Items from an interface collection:
☆ ☆ ☆ ☆ ☆
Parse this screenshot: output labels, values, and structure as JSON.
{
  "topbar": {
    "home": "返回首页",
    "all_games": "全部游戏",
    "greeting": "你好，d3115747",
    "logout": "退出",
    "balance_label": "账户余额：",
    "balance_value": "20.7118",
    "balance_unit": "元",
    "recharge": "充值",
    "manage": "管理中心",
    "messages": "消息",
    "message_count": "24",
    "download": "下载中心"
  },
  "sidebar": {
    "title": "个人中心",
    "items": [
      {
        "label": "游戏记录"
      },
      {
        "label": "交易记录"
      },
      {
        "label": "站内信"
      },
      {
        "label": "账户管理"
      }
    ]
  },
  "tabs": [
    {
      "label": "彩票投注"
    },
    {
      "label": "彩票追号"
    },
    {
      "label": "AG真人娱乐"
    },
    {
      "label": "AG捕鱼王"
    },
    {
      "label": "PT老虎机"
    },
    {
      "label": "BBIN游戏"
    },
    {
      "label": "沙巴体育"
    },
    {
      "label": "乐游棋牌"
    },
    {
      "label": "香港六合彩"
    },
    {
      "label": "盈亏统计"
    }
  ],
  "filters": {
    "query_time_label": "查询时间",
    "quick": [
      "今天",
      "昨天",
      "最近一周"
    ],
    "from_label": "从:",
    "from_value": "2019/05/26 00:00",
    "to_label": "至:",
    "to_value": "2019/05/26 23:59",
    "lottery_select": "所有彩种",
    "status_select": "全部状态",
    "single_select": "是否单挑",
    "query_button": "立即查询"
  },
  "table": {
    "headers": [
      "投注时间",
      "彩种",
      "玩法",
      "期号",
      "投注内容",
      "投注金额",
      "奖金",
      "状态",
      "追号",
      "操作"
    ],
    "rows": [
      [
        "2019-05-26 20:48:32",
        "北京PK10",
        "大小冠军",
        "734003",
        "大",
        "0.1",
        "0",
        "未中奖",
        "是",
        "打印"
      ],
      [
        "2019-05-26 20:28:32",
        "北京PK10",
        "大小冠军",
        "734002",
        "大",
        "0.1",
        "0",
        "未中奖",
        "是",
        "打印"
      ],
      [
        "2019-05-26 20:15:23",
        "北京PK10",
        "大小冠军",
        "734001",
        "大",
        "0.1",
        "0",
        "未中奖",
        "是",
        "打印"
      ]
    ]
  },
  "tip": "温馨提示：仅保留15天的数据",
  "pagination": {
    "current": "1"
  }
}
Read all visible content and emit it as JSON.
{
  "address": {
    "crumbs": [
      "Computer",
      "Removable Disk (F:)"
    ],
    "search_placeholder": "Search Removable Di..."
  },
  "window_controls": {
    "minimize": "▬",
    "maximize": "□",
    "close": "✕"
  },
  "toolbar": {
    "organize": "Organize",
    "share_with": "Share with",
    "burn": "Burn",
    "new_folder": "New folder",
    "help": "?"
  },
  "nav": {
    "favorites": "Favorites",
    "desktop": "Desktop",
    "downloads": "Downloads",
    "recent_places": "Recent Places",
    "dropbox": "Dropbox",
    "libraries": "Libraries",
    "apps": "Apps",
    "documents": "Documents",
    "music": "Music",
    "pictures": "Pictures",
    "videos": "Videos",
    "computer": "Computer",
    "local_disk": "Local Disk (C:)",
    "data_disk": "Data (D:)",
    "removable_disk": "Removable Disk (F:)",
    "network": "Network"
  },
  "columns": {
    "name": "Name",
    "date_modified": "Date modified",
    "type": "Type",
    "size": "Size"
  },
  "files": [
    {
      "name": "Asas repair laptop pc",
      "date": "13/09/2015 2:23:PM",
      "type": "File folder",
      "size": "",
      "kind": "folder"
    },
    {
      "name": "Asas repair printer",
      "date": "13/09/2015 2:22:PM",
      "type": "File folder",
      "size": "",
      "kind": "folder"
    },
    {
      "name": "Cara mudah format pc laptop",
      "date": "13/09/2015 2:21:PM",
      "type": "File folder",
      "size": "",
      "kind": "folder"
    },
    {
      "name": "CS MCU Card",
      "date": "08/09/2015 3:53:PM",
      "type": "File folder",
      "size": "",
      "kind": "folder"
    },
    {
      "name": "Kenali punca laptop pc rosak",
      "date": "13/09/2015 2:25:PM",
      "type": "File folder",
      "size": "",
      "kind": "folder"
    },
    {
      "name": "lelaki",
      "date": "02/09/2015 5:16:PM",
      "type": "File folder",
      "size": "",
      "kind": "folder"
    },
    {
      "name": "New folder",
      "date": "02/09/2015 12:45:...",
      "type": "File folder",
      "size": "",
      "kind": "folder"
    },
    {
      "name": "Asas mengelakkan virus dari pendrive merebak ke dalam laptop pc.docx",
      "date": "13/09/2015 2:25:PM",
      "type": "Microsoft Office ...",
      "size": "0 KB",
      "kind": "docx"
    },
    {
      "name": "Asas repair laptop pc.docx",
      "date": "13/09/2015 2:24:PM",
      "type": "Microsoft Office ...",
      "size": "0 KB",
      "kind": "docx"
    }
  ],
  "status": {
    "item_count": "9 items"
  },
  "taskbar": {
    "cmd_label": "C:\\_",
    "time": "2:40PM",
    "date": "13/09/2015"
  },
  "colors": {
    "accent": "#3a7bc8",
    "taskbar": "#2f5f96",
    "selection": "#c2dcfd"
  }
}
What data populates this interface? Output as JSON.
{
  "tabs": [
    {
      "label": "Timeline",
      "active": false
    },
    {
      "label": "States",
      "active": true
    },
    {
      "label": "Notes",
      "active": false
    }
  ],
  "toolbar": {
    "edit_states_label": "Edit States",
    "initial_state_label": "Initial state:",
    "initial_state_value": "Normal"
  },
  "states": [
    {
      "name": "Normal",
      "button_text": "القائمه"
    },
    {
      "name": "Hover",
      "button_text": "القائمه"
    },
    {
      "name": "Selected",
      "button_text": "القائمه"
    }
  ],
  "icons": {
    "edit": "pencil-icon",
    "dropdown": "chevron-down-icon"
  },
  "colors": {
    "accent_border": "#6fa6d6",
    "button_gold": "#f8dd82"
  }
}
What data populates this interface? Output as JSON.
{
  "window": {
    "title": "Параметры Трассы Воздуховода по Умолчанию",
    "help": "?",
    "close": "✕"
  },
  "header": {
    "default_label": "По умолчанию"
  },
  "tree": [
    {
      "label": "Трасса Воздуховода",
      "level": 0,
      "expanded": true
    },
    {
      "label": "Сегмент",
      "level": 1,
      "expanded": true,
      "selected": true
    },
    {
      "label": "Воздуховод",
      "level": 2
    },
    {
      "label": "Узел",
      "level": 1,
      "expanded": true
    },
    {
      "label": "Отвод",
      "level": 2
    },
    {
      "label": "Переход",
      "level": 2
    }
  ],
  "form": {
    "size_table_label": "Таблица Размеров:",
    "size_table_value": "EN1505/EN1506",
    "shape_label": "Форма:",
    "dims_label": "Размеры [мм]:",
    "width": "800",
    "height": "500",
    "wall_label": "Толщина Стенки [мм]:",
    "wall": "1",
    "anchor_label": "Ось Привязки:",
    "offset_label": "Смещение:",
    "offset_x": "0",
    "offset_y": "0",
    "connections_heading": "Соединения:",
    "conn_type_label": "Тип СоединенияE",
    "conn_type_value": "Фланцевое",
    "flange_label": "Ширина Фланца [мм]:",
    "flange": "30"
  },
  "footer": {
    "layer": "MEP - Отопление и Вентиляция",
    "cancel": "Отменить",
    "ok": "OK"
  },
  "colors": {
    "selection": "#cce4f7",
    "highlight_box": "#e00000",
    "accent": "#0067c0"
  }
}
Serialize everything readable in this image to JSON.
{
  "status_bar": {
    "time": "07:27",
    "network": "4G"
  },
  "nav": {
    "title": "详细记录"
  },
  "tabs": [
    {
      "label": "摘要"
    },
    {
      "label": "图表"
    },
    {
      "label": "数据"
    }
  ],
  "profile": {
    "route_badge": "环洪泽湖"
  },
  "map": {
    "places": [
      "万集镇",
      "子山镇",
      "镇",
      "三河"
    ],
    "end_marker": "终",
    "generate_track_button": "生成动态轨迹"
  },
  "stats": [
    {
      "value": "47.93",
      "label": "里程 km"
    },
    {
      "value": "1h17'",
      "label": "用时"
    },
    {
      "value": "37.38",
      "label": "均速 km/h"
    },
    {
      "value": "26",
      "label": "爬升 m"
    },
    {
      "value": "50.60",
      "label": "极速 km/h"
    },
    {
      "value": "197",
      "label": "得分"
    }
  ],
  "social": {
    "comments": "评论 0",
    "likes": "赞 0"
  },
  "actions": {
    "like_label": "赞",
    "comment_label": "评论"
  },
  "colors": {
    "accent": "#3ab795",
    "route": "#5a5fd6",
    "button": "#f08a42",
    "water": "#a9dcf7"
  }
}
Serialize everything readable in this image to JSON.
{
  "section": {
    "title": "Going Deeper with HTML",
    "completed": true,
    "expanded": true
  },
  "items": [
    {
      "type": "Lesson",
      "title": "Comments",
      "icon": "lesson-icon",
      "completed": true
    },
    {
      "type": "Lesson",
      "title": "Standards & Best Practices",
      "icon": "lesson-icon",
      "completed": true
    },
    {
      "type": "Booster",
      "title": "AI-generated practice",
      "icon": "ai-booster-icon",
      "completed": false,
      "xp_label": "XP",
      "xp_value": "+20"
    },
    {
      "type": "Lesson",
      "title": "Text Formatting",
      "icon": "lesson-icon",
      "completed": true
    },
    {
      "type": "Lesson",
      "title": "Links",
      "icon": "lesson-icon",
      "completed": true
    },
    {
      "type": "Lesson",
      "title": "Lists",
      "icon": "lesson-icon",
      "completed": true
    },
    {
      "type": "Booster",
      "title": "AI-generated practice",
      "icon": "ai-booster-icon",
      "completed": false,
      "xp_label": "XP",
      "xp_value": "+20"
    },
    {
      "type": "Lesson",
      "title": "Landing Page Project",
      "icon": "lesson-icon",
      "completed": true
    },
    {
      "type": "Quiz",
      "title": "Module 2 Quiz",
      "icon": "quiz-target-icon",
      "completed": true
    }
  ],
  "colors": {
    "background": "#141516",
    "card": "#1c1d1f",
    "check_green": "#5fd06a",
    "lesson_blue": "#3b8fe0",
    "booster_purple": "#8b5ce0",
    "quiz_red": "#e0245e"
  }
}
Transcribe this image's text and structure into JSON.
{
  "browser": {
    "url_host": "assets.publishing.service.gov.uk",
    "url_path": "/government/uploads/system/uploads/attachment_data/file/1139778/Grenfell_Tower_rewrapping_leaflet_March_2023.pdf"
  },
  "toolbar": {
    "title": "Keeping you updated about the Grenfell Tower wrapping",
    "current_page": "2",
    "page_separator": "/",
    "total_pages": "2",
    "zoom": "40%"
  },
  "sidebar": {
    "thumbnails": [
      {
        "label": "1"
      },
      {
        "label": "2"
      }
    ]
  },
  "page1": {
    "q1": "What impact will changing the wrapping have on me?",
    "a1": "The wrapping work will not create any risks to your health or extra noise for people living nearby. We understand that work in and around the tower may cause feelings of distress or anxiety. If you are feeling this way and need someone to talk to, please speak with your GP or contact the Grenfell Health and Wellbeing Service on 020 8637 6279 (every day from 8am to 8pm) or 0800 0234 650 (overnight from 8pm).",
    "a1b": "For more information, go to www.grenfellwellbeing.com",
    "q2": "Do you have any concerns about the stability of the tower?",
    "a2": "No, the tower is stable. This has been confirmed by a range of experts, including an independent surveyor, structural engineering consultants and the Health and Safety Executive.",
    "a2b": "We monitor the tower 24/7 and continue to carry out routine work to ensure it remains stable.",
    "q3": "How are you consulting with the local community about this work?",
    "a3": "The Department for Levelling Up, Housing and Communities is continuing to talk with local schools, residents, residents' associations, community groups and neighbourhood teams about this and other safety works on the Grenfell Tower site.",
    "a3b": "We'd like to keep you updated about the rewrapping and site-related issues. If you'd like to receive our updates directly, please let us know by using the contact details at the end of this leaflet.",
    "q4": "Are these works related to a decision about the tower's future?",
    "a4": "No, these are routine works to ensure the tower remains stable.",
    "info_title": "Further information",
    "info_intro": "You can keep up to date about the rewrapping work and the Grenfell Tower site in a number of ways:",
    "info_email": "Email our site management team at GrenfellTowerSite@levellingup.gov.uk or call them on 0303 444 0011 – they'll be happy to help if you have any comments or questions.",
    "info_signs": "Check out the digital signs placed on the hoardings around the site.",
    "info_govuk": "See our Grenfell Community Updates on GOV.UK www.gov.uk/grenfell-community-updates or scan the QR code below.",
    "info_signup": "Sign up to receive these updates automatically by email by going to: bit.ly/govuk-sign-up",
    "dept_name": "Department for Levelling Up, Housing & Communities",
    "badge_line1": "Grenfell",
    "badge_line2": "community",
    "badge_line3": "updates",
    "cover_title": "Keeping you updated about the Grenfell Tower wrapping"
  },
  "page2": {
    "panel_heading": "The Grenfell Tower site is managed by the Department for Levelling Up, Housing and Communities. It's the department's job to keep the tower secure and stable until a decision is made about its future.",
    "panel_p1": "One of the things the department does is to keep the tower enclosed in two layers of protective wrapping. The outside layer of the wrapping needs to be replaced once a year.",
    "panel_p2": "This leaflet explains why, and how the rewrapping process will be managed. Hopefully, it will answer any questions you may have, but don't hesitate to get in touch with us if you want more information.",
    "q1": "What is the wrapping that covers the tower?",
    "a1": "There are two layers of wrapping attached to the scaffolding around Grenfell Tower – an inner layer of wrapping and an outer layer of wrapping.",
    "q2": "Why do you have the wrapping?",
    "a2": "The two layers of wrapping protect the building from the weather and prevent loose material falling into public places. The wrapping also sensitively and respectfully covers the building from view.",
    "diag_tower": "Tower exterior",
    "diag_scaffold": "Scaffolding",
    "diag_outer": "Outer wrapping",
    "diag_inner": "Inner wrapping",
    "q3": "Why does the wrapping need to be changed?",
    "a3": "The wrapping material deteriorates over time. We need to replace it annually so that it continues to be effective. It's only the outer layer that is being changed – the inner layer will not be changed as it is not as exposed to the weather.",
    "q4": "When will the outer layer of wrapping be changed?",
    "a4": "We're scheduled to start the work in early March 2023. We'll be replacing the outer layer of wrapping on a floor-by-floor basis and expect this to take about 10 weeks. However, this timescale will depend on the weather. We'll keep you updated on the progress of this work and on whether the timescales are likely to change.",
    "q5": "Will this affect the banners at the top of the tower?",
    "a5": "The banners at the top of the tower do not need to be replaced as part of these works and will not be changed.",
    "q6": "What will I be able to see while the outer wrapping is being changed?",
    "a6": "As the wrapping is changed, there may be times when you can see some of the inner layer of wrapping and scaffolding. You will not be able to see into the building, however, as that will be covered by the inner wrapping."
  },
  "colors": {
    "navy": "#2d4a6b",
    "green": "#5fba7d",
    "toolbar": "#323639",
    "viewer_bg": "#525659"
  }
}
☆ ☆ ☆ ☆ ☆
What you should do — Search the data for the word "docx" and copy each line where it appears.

Task result —
      "name": "Asas mengelakkan virus dari pendrive merebak ke dalam laptop pc.docx",
      "kind": "docx"
      "name": "Asas repair laptop pc.docx",
      "kind": "docx"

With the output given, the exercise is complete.